Filter the entries below down to the lines that hold "number".

************

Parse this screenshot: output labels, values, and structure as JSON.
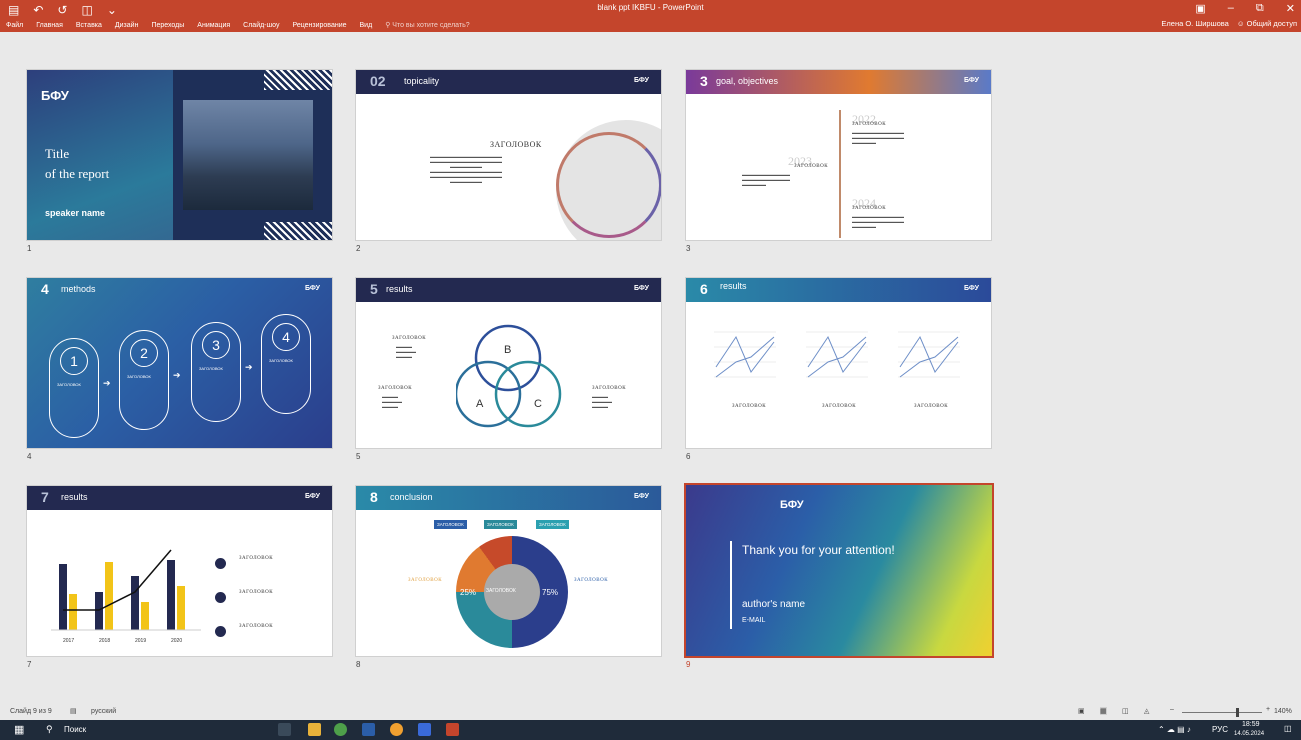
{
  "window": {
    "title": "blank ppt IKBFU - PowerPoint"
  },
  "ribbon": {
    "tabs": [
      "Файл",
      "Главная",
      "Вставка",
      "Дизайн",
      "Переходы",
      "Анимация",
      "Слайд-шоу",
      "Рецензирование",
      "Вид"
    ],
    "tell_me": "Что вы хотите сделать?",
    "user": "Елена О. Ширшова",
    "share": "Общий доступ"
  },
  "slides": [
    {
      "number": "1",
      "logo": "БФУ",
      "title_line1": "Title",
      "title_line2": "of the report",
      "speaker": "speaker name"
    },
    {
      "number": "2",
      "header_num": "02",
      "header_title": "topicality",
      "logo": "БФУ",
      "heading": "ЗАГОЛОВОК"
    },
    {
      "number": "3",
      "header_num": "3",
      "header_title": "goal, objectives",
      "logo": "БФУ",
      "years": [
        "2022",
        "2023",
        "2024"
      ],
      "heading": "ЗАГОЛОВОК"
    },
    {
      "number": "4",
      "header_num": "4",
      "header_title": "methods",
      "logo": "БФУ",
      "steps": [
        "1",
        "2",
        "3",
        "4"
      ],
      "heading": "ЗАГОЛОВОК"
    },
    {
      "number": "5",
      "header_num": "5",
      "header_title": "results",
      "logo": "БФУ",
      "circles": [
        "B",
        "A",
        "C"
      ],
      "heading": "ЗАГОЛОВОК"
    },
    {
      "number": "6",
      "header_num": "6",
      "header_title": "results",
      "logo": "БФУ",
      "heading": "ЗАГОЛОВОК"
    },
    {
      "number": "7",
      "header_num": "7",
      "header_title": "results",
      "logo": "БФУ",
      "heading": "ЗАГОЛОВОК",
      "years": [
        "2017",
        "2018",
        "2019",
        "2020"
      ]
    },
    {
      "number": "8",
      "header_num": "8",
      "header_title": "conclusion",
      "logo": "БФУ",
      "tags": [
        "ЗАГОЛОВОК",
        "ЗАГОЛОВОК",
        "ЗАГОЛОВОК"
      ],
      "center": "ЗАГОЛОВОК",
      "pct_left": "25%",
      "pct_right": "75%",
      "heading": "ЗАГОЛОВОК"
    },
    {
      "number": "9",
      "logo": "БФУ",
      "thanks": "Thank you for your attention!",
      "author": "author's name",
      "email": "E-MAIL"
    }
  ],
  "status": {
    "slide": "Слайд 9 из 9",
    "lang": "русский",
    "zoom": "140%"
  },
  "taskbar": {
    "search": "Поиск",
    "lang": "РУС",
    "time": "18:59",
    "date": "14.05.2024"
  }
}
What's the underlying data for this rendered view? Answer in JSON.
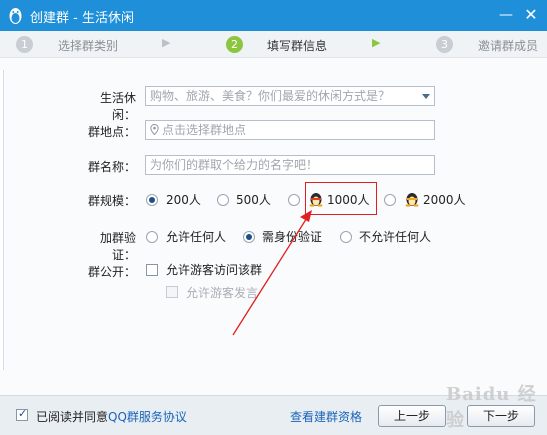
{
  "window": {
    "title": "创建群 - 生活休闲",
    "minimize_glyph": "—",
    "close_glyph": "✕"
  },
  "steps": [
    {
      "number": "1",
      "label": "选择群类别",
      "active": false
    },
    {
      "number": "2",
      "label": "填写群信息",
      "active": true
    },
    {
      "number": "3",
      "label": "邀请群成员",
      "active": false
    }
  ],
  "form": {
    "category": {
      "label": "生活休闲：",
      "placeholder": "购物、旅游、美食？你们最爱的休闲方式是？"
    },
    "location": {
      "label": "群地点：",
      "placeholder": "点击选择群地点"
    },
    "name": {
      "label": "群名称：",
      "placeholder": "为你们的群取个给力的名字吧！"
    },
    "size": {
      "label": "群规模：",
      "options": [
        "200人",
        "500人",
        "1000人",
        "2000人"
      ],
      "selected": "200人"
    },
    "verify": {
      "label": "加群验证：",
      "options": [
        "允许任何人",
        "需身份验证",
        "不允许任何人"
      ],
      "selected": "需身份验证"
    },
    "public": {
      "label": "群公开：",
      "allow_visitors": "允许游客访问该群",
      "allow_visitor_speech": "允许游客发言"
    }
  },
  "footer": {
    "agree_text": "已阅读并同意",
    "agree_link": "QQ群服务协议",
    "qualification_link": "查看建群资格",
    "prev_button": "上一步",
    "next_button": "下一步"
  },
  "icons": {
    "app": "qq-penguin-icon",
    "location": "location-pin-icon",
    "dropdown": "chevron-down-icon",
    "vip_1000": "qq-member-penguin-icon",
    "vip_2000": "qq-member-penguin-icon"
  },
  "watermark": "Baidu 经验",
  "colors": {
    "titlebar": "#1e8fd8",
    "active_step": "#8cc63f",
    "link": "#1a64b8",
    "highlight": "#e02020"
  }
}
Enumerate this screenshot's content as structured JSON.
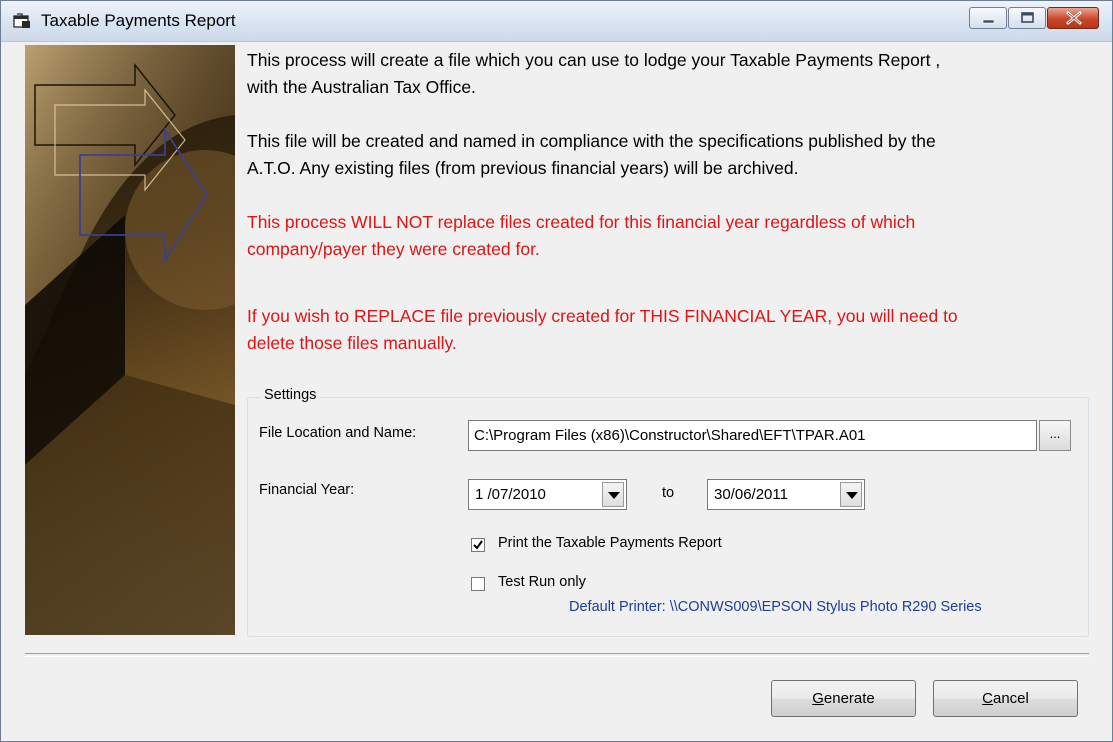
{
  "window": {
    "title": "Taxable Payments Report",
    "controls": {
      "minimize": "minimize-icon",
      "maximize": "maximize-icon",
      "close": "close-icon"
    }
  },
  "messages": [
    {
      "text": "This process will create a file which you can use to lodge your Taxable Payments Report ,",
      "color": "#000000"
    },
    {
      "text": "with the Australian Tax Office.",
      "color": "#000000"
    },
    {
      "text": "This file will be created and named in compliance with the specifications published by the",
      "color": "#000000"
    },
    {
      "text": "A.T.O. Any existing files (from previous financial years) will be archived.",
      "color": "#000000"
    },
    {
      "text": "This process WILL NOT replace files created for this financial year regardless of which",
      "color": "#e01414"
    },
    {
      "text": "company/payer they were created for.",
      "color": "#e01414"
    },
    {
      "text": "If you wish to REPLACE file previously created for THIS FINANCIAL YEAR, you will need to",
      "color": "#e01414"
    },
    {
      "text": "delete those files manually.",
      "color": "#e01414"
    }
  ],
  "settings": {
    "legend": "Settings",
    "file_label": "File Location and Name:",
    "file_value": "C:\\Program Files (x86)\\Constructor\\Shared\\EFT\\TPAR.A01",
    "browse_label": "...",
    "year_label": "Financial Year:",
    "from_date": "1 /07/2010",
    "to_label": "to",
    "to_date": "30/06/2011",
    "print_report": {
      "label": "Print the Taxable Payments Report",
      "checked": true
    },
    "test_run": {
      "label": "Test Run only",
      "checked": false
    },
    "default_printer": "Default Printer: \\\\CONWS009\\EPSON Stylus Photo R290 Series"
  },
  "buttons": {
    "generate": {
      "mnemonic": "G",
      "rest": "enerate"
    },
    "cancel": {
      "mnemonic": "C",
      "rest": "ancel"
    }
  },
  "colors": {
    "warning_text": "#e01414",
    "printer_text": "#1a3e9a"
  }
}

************

*EXPECTED ANSWER*
      "number": "1",
      "number": "2",
      "number": "3",
      "number": "4",
      "number": "5",
      "number": "6",
      "number": "7",
      "number": "8",
      "number": "9",
      "number": "1",
      "number": "2",
      "number": "3",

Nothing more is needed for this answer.